**INFORMATION PROVIDED:**
________________________

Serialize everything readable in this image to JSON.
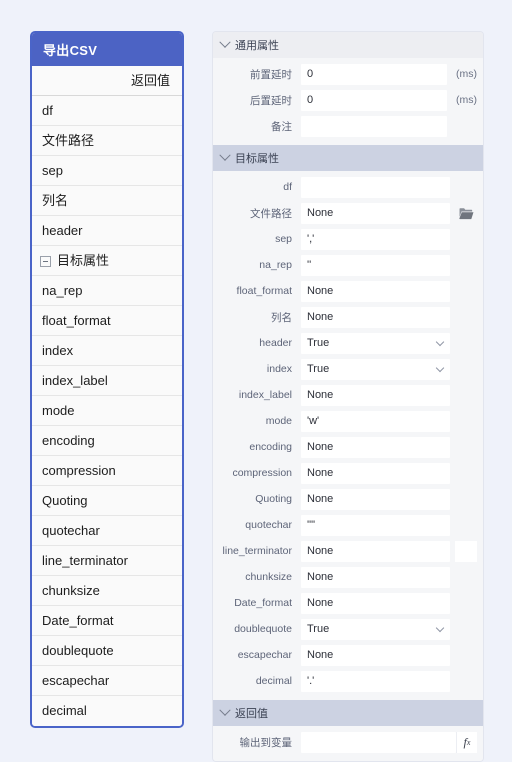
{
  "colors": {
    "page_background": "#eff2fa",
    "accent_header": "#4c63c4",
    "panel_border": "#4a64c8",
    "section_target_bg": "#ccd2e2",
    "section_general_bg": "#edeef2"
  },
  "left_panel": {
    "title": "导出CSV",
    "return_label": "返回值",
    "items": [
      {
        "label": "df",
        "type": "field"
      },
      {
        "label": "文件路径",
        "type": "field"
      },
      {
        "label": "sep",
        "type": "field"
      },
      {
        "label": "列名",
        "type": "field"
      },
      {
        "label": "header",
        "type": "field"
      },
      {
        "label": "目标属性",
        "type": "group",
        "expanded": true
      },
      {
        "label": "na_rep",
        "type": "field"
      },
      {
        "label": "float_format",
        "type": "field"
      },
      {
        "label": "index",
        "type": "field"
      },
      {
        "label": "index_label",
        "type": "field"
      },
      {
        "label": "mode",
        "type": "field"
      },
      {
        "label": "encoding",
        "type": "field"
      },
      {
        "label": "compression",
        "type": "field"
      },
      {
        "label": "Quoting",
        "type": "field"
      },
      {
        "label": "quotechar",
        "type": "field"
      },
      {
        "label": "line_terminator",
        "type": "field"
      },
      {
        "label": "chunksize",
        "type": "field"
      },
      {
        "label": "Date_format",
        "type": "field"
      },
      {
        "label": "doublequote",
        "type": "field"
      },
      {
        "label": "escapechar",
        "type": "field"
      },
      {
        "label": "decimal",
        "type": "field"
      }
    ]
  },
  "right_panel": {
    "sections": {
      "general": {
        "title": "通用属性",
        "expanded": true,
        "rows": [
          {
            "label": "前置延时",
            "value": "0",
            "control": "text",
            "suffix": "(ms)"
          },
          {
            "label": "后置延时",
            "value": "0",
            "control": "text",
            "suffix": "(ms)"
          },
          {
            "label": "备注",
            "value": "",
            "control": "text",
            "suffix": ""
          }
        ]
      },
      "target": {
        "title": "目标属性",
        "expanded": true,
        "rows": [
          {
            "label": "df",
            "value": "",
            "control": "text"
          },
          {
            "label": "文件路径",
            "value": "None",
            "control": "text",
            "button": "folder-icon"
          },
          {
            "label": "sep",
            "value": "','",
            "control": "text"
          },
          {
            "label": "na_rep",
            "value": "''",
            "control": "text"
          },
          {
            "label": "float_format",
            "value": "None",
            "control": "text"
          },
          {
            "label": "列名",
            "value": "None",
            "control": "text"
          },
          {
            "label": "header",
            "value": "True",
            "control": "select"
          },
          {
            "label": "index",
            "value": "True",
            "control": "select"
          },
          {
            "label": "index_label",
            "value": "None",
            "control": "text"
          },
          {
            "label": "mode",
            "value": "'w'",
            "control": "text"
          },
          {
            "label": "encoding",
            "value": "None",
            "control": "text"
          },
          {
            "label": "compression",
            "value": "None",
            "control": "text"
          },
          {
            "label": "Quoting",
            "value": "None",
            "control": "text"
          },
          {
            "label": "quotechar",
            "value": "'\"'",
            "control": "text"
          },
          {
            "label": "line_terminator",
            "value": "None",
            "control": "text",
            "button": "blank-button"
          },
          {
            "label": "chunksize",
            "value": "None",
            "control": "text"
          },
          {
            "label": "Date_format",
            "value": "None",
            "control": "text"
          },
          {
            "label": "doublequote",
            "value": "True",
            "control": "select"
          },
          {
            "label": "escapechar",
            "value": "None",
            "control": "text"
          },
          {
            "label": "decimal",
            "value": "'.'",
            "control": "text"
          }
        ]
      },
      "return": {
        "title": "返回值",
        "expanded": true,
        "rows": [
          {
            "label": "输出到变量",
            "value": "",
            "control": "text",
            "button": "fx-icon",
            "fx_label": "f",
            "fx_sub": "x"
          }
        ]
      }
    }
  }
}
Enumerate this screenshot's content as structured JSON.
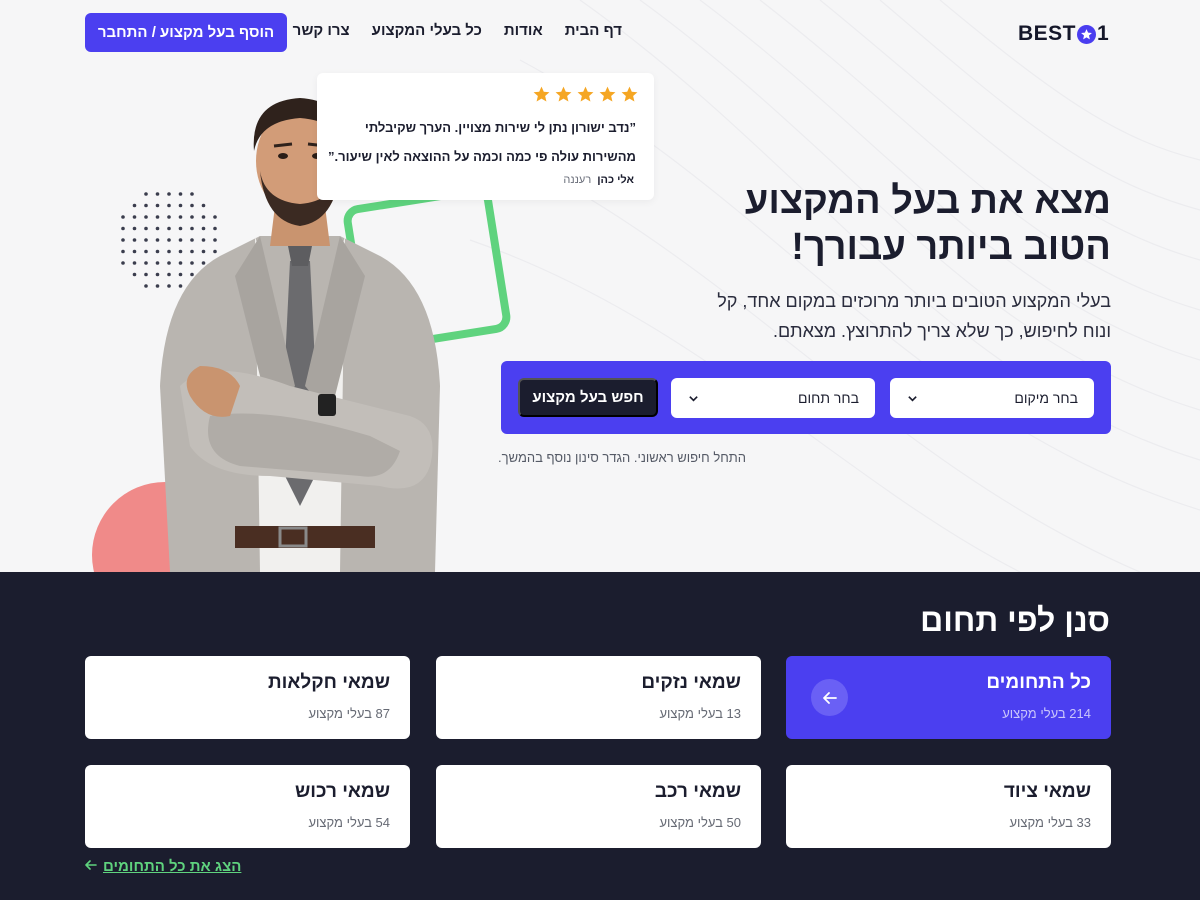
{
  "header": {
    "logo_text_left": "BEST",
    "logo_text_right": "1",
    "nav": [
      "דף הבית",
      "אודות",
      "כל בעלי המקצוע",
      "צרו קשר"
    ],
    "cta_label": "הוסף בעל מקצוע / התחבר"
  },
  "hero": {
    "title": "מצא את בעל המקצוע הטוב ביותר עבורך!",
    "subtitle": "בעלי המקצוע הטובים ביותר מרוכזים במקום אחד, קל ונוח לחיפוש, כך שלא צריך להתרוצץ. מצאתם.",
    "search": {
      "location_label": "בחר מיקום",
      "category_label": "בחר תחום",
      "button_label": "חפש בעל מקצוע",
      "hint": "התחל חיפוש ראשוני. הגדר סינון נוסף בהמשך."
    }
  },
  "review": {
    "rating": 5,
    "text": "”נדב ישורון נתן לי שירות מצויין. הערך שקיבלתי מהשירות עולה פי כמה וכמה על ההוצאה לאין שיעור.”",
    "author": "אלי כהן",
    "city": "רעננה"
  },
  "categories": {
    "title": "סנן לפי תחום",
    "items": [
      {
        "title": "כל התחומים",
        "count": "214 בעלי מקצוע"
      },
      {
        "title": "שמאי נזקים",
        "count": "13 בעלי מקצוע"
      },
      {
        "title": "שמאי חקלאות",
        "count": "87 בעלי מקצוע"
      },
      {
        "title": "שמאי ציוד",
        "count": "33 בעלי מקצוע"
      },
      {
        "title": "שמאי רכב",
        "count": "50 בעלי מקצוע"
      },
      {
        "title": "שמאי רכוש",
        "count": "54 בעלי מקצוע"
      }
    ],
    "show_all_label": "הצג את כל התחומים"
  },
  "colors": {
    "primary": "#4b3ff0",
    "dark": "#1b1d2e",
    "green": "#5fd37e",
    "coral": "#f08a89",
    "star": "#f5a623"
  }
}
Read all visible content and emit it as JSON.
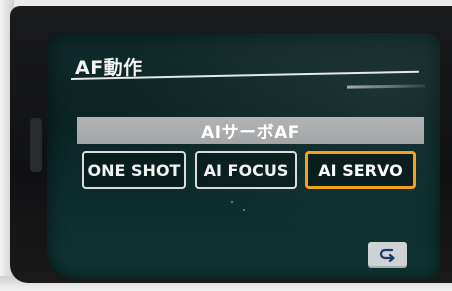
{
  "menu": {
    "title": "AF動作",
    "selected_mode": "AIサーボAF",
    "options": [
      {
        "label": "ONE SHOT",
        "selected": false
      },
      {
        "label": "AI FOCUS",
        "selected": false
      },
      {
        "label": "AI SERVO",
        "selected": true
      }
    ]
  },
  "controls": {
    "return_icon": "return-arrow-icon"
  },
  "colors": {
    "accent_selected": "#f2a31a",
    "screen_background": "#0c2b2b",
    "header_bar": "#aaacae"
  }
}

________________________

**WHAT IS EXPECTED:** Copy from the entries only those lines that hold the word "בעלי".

**ANSWER BOX:**
      "כל בעלי המקצוע",
    "subtitle": "בעלי המקצוע הטובים ביותר מרוכזים במקום אחד, קל ונוח לחיפוש, כך שלא צריך להתרוצץ. מצאתם.",
        "count": "214 בעלי מקצוע"
        "count": "13 בעלי מקצוע"
        "count": "87 בעלי מקצוע"
        "count": "33 בעלי מקצוע"
        "count": "50 בעלי מקצוע"
        "count": "54 בעלי מקצוע"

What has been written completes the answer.